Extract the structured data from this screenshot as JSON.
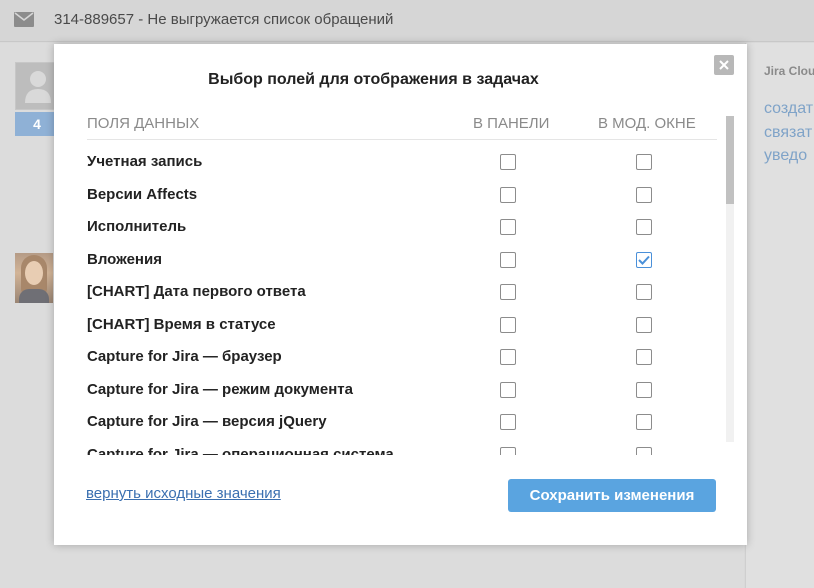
{
  "header": {
    "title": "314-889657 - Не выгружается список обращений",
    "icon": "mail-icon"
  },
  "left_panel": {
    "badge_count": "4"
  },
  "right_panel": {
    "title": "Jira Clou",
    "links": [
      "создат",
      "связат",
      "уведо"
    ]
  },
  "modal": {
    "title": "Выбор полей для отображения в задачах",
    "columns": {
      "field": "ПОЛЯ ДАННЫХ",
      "panel": "В ПАНЕЛИ",
      "modal": "В МОД. ОКНЕ"
    },
    "rows": [
      {
        "label": "Учетная запись",
        "panel": false,
        "modal": false
      },
      {
        "label": "Версии Affects",
        "panel": false,
        "modal": false
      },
      {
        "label": "Исполнитель",
        "panel": false,
        "modal": false
      },
      {
        "label": "Вложения",
        "panel": false,
        "modal": true
      },
      {
        "label": "[CHART] Дата первого ответа",
        "panel": false,
        "modal": false
      },
      {
        "label": "[CHART] Время в статусе",
        "panel": false,
        "modal": false
      },
      {
        "label": "Capture for Jira — браузер",
        "panel": false,
        "modal": false
      },
      {
        "label": "Capture for Jira — режим документа",
        "panel": false,
        "modal": false
      },
      {
        "label": "Capture for Jira — версия jQuery",
        "panel": false,
        "modal": false
      },
      {
        "label": "Capture for Jira — операционная система",
        "panel": false,
        "modal": false
      }
    ],
    "reset_label": "вернуть исходные значения",
    "save_label": "Сохранить изменения"
  },
  "colors": {
    "accent": "#5aa4e0",
    "link": "#3a6fb0",
    "checkbox_checked": "#4a90d9"
  }
}
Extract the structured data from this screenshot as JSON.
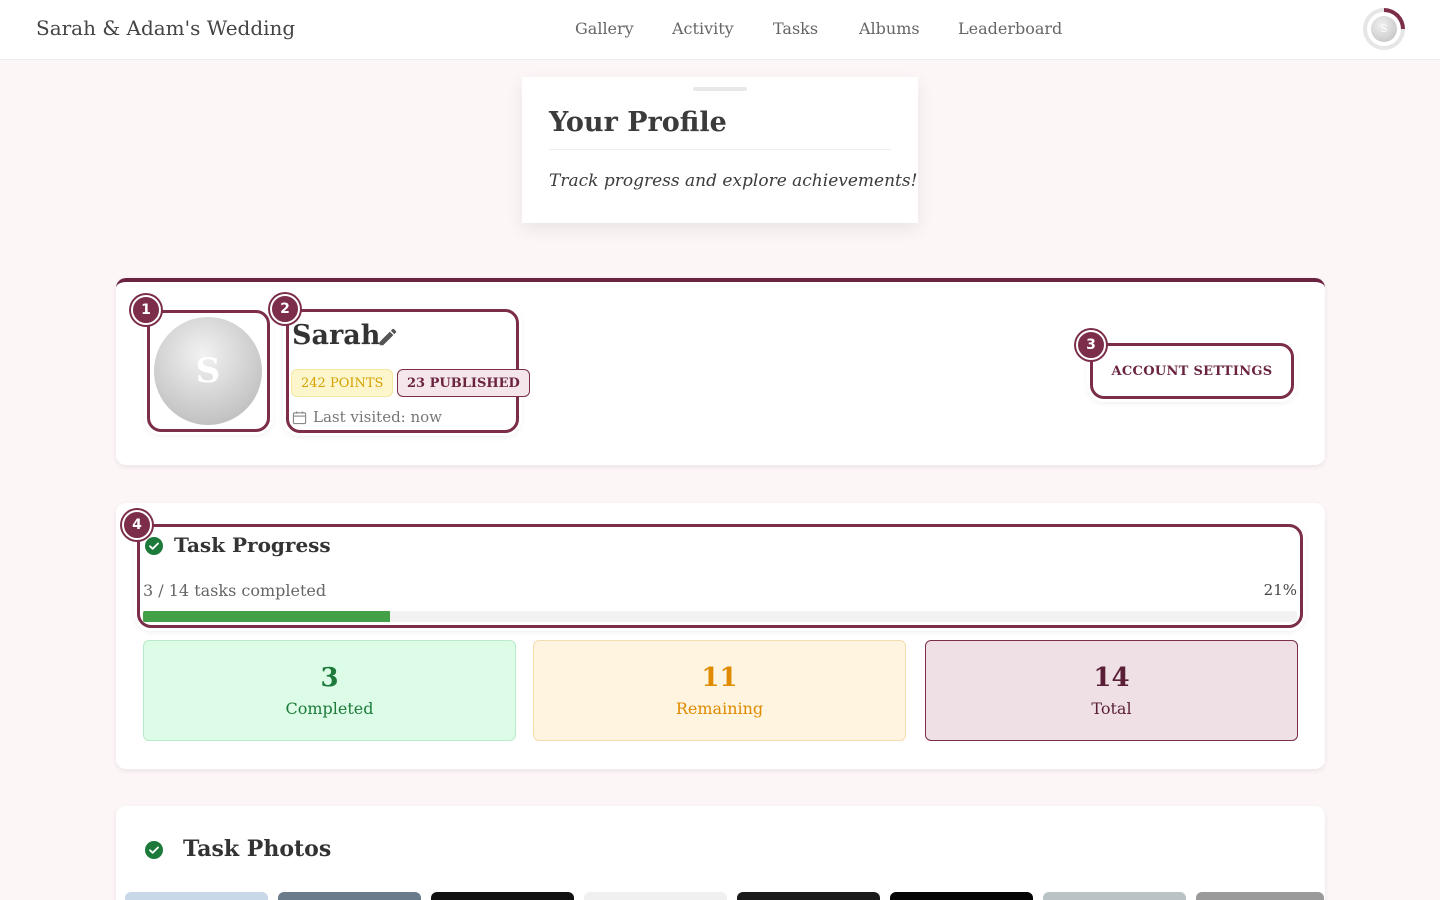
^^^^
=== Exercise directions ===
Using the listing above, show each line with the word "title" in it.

=== Response ===
    "title": "314-889657 - Не выгружается список обращений",
    "title": "Jira Clou",
    "title": "Выбор полей для отображения в задачах",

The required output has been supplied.